1999 St. Louis Rams: Guess this isn’t going to be an “it’s better in the olden days” kind of lecture after all. This was before they became known as the greatest show on turf. Coming off a 4-12 season newly acquired starter Trent Green went down for the year with his annual injury in pre-season and into the breach stepped a former grocery store clerk and Arena League stiff named Kurt Warner from 1-AA Northern Iowa. The 28-year-old had 11 career attempts prior to 1999 and all he did was throw 41 TD passes and win the MVP as the Rams went 13-3 and beat Tennessee in a thrilling Super Bowl.

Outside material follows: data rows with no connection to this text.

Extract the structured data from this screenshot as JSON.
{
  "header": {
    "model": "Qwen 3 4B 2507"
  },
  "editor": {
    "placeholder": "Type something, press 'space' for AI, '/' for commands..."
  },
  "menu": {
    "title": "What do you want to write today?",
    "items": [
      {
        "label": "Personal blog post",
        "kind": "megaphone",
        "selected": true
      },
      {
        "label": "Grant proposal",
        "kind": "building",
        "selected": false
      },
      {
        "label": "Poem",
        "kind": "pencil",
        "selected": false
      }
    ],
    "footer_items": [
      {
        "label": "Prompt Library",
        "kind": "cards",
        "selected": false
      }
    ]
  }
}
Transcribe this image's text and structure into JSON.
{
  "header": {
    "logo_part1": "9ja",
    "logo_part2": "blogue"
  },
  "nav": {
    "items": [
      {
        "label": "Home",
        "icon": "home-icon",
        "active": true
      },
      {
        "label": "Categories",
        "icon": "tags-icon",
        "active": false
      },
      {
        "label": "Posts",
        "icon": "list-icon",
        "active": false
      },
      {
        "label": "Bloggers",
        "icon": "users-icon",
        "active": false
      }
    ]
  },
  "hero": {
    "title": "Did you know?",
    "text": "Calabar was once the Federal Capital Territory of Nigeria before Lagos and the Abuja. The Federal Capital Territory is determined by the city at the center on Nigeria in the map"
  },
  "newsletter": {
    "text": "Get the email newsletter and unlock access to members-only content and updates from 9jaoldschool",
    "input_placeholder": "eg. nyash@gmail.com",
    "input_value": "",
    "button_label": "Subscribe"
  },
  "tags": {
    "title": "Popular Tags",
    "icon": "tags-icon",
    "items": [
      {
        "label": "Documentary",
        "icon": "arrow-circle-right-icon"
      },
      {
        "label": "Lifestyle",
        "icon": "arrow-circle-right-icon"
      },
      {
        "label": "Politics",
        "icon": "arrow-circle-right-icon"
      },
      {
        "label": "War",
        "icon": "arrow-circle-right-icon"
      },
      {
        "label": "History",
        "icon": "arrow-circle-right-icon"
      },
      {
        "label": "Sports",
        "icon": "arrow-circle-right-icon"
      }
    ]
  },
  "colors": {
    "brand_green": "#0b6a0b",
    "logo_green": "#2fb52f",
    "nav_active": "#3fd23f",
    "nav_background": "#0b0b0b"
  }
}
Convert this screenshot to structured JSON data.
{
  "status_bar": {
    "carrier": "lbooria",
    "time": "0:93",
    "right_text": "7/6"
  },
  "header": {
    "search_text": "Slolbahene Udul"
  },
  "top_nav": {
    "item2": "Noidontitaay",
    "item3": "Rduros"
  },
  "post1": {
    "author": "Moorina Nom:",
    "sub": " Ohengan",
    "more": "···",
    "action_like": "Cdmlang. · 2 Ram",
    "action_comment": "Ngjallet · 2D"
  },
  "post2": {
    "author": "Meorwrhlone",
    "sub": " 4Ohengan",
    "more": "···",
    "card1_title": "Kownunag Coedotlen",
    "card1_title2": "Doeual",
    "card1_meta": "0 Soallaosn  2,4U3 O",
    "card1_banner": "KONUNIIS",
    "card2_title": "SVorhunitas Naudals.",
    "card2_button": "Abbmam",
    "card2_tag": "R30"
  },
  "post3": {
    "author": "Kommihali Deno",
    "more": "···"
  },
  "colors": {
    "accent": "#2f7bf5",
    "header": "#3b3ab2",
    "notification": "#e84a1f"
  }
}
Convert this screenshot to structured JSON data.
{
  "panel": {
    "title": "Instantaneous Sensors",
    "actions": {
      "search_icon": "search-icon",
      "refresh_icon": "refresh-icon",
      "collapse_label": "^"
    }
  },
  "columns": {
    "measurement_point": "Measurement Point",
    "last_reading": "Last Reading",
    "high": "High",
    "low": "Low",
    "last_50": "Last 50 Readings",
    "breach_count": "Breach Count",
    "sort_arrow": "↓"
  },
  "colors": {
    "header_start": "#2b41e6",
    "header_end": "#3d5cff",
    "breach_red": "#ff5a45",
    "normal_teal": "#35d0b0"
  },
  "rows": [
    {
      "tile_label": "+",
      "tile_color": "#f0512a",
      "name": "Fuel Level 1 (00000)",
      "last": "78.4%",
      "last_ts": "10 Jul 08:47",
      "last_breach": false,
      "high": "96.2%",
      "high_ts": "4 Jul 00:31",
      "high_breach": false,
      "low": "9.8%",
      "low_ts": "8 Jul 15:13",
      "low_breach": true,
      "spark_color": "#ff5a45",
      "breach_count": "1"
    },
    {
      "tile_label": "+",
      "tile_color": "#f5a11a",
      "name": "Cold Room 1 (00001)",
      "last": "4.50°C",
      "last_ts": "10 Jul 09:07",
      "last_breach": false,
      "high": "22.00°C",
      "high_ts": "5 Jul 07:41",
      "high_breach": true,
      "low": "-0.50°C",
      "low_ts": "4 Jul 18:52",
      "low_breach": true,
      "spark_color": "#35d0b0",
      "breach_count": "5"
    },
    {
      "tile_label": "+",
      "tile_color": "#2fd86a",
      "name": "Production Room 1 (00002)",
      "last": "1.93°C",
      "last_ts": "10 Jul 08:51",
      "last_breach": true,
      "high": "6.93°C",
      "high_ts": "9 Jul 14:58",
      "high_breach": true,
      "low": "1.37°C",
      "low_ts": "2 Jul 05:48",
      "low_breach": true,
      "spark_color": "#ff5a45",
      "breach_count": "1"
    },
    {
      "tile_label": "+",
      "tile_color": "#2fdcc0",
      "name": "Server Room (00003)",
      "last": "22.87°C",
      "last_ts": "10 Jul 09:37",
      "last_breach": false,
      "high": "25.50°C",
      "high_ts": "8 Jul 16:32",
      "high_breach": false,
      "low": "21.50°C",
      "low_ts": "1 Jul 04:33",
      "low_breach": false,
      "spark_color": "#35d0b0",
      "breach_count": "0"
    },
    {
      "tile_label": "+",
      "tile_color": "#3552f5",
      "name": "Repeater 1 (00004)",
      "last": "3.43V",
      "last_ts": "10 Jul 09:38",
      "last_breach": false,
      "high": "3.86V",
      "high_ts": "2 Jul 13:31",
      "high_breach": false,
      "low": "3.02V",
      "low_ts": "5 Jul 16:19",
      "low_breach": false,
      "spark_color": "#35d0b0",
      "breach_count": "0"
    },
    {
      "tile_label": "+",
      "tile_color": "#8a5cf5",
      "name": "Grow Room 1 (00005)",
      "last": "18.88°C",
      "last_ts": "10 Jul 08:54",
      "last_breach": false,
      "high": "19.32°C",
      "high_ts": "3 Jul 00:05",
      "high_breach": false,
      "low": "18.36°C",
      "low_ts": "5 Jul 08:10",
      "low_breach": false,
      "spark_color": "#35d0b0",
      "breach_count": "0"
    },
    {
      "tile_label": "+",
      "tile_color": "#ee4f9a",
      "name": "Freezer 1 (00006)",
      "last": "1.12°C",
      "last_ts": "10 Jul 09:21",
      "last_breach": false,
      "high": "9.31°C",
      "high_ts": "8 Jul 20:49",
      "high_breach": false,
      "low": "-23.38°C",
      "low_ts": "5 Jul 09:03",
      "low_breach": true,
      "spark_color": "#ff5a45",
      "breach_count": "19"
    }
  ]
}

The 1972 Miami Dolphins: I’d do anything to not give Mercury Morris anything more to chirp about, but they lost starting quarterback and future Hall of Famer Bob Griese in Week Five and didn’t get him back until the playoffs and still became the (gulp) only team to go through the regular season and playoffs undefeated. Their back-up was a good one in 38-year-old Earl Morrall, even with his a Buckneresque stigma attached to him from an earlier day. Still, while there was concern in Miami, it wasn’t the depressed state of affairs projected throughout Patriot Nation the next day in either 2001 or especially in 2008.
The 1968 Baltimore Colts: Yes their biggest claim to fame is losing the Super Bowl to Joe Namath and the Jets in the biggest upset in NFL history. But before that debacle they rolled to the NFL’s best record despite losing Johnny Unitas in pre-season — who people spoke of then with the exact same reverence folks now have for Brady. Filling his shoes was none other than the aforementioned Morrall, who, before spitting the bit vs. the Jets, threw 26 touchdown passes as they went 13-1. They didn’t win the Super Bowl, but they got close after losing the league’s best quarterback — sound familiar?
1965 Baltimore Colts: This is my favorite. They were leading the West when Unitas went out in Week 11. Then the league’s best back-up, Gary Cuozzo, went down two weeks later and they were forced to use halfback Tom Matte at quarterback. He hadn’t done that since 1960 at Ohio State, who threw it up under Woody Hayes less than George Bush the father did on his last state visit to Japan. Still they beat the Rams 20-17 the final week to tie the Packers, but lost to them 13-10 in special playoff the next week.
There are five examples of where certain defeat in the eyes of fans and the media was turned into a very nice season. The last three on this list were coached by Don Shula, arguably the top coach of his era. He adapted to the trouble, changed the strategy three different times and still won. Bill Belichick is the Shula of his time (though with a better record in the big game). He’ll do the same, especially since he’s done it once before. In 2001 they were 14-3 with young Brady starting. If it could happen with that inexperienced group, why not with a just as unheralded QB and the more seasoned and talented team of today?
All is not lost. It just seems that way to some.
Dave Long can be reached at firstname.lastname@example.org. He hosts the Absolute Sports Experience at Billy’s Sports Bar in Manchester each Saturday from 10 a.m. to noon that is broadcast live on WGAM – The Game, 1250-AM Manchester, 900-AM Nashua.